In the video, Attorney Kari Lutringer talks about a contract for deed, as it is used for the purchase of a home or other real property in Texas. Ms. Lutringer is no longer with the Firm. If you’ve purchased property with a contract for deed and you’d like help converting it to a warranty deed, please call our office at 800-929-1725. Appointments can be in person, online, or by phone.
Summary of What Is a Contract for Deed in Texas
Hi there. My name is Kari Lutringer, and I’m an attorney at Wadler, Perches, Hundl & Kerlick.
I recently had a client come to me with concerns about a contract she had signed to purchase some real property. The deal that she had made with the seller was that she would pay a lump sum upfront as a down payment and then make monthly payments of principal and interest for some period after that. When the entire amount of the loan was repaid, including all accrued interest, at that point, the seller would convey the title from seller to buyer.
My client was concerned that if she fell behind in payments during the loan term or were to default otherwise or breach the terms of the contract that she had signed, she would be at risk of losing her interest in the property. This type of transaction is called a contract for deed, and it differs from the standard seller-financed transaction in a couple of different respects.
Differences Between a Contract for Deed and a Warranty Deed with a Vendor’s Lien
So with a traditional seller-financed model, the seller at the time of closing will convey title to the buyer by using a warranty deed or some version of a warranty deed. The warranty deed is a deed in which the seller makes certain representations and warranties about the quality of the title.
The seller will retain a vendor’s lien with this type of transaction. A vendor’s lien acts as a security interest in the property. The lien allows the property to serve as collateral for the loan between the buyer and the seller. Typically, in this arrangement, the buyer will also sign a promissory note and a deed of trust to further evidence the lien.
So if the buyer were to default or fall behind in payments, then the seller has an option to foreclose on its lien. But first, the seller has to comply with certain regulations promulgated under Texas Law, including providing specific notice and cure periods and making certain postings with the county clerk. There are several steps that need to be followed before the foreclosure process can be initiated and commenced. This is typically the preferred method for a buyer because the title is transferred upfront, and it’s subject to a security interest that the seller holds back.
With my client, this is not the arrangement that she had entered into, so her next question to me was, what can I do to protect my interest in the property? And the good news is there are a couple of things that my client can do.
What Can the Buyer Do to Improve Her Position
The first is to record the actual contract for deed in the real property records in the county in which the real property is located. This essentially converts the contract for deed into a warranty deed with a vendor’s lien. So if she were to fall behind in payments or default, then the seller would have to comply with all the foreclosure requirements that I previously described before he could potentially obtain title to the property again.

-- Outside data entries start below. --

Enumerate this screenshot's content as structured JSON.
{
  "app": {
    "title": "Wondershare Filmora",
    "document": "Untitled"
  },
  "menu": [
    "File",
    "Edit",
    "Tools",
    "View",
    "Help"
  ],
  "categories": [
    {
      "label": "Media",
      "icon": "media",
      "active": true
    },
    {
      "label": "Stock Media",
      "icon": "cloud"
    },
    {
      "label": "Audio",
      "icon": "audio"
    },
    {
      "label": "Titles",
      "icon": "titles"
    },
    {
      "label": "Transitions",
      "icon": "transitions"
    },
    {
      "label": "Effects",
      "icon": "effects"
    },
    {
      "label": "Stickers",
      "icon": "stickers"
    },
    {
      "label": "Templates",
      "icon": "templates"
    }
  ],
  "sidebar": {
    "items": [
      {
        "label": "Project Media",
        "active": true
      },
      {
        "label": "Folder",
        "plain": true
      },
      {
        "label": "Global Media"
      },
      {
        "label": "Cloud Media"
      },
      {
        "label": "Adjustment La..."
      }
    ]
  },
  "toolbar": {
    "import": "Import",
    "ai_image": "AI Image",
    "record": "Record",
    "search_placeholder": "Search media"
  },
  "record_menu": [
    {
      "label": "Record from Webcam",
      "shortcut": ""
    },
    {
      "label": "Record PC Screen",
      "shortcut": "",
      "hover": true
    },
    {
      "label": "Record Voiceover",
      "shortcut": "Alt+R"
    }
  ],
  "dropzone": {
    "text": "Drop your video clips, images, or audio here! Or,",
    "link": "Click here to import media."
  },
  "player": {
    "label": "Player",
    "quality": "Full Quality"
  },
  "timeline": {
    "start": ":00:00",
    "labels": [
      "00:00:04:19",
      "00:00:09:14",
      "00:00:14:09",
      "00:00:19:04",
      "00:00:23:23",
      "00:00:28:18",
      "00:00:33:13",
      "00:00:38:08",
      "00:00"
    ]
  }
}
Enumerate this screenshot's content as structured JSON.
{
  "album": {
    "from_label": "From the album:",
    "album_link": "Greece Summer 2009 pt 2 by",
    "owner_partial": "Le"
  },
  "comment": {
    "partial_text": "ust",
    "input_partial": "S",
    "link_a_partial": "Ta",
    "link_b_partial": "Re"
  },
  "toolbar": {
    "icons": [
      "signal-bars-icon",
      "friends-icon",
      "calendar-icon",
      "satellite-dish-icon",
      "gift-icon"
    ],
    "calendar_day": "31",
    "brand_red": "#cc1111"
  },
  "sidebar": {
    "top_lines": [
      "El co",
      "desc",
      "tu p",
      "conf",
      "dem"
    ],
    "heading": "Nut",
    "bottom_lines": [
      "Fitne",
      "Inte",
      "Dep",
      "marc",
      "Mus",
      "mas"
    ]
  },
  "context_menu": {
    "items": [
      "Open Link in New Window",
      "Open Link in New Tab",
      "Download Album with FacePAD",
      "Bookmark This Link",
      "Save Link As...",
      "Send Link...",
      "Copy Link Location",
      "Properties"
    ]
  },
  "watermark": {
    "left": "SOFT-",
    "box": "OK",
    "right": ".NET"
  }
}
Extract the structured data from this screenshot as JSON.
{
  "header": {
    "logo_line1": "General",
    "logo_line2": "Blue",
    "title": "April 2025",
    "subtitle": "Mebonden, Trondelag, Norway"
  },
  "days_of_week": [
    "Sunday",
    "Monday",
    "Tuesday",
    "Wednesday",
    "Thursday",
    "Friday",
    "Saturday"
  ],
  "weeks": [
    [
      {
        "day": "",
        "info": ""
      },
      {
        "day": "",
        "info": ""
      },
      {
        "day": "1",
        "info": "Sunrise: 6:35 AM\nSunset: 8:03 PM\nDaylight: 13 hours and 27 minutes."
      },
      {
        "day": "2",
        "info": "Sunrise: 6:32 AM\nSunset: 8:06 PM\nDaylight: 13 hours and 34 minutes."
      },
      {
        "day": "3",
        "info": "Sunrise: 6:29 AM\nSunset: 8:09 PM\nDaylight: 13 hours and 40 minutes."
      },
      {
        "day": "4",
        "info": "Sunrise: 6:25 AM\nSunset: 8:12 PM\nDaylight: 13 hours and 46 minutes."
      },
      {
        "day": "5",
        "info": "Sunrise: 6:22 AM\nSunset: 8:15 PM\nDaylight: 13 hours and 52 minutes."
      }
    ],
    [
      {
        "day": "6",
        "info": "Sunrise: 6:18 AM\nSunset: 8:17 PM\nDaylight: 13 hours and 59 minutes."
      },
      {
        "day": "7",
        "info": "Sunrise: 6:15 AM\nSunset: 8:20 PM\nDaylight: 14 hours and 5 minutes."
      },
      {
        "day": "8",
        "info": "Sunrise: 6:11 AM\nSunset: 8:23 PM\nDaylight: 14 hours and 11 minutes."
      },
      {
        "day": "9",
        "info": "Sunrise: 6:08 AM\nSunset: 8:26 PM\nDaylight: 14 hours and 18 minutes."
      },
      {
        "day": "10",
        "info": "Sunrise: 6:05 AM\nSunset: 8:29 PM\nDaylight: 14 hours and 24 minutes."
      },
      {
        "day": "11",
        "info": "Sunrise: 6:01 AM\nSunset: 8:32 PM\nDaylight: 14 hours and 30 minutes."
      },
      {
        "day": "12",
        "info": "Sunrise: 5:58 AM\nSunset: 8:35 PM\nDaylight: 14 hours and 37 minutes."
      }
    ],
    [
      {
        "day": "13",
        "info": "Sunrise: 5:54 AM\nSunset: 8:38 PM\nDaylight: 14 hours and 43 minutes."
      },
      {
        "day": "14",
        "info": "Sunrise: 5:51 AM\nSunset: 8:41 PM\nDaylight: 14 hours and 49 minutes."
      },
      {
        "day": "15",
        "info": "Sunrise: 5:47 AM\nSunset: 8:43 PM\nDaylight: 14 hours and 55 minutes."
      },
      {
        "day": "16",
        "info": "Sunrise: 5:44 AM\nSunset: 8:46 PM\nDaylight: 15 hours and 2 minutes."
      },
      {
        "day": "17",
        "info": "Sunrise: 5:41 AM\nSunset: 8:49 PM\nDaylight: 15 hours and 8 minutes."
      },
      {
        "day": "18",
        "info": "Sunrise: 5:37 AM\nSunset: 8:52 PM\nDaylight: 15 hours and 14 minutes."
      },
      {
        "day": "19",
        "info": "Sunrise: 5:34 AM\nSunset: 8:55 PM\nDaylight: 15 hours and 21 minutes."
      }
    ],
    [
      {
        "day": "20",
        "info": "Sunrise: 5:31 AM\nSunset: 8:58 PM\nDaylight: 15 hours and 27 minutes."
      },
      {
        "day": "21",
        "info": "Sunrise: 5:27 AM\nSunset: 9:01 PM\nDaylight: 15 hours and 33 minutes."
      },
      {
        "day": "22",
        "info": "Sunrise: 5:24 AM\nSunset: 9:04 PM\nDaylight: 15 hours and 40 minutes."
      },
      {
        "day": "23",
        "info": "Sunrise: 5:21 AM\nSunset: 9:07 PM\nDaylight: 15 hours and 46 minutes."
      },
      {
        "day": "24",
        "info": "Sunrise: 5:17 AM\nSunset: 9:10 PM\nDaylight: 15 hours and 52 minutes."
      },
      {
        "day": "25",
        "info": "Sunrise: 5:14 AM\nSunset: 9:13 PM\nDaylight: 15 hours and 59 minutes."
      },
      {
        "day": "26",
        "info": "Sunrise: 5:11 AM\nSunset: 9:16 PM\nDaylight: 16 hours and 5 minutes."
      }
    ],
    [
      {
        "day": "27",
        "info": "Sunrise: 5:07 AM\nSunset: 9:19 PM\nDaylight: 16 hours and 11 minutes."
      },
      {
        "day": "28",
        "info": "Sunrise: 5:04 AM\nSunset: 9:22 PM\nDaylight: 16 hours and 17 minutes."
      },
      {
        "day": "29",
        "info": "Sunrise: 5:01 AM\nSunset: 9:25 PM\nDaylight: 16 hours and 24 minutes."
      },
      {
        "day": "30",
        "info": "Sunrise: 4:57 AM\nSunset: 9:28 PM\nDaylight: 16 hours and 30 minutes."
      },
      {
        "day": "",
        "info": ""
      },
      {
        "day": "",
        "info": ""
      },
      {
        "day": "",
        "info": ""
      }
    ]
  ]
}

The other thing she can do is she can request an annual accounting. This is a requirement under Texas Law. If requested by the buyer, the seller has to provide certain information about the loan. For instance, the seller would have to report how many payments have been made, how much has been paid towards the loan balance, how much is remaining owed on the loan balance, and how many payments are still left to be made. In addition, the seller would have to provide other financial information regarding property taxes and the like.
With the contract for deed, if there’s a breach of contract, the seller still has to provide notice to the buyer either by registered or certified mail. The seller has to give the buyer notice of how to cure or remedy the breach and the amount of time the buyer would have to make these corrections based upon the actual status of the loan.
So if the buyer has made less than 48 total payments or paid less than 40% of the total outstanding purchase price and has not recorded the contract for deed in the real property records, then the buyer has 30 days to cure. If the buyer does not cure within that timeframe, then the seller can cancel the contract for deed and take back the property, and then initiate eviction proceedings to force the buyer to vacate the property. So essentially, the buyer is at risk of losing all of the equity paid up to that point.
If the buyer has made more than 48 payments or paid at least 40% of the total purchase price, or has recorded the contract for deed in the real property records no matter the payment status, then the buyer will have 60 days to cure. If the buyer does not cure, the seller will have to initiate the foreclosure process by providing all the required notices and posting requirements as I described before.
So for my client as a buyer, the contract for deed is probably not the type of structure that I would have recommended. In some situations, it may make sense to purchase property with a contract for deed. Perhaps it makes sense if traditional financing is not available, or the financing terms offered by the seller are particularly attractive.
Get Help to Determine if You Can Convert Your Contract for Deed
If you’ve got questions about this type of arrangement, or you’d like to discuss it in more detail, feel free to contact me or a colleague here at my firm. Call or text for an appointment at 800-929-1725. We have five offices in Wharton County, Matagorda County, and Fort Bend County. You can also schedule an appointment by filling out this form.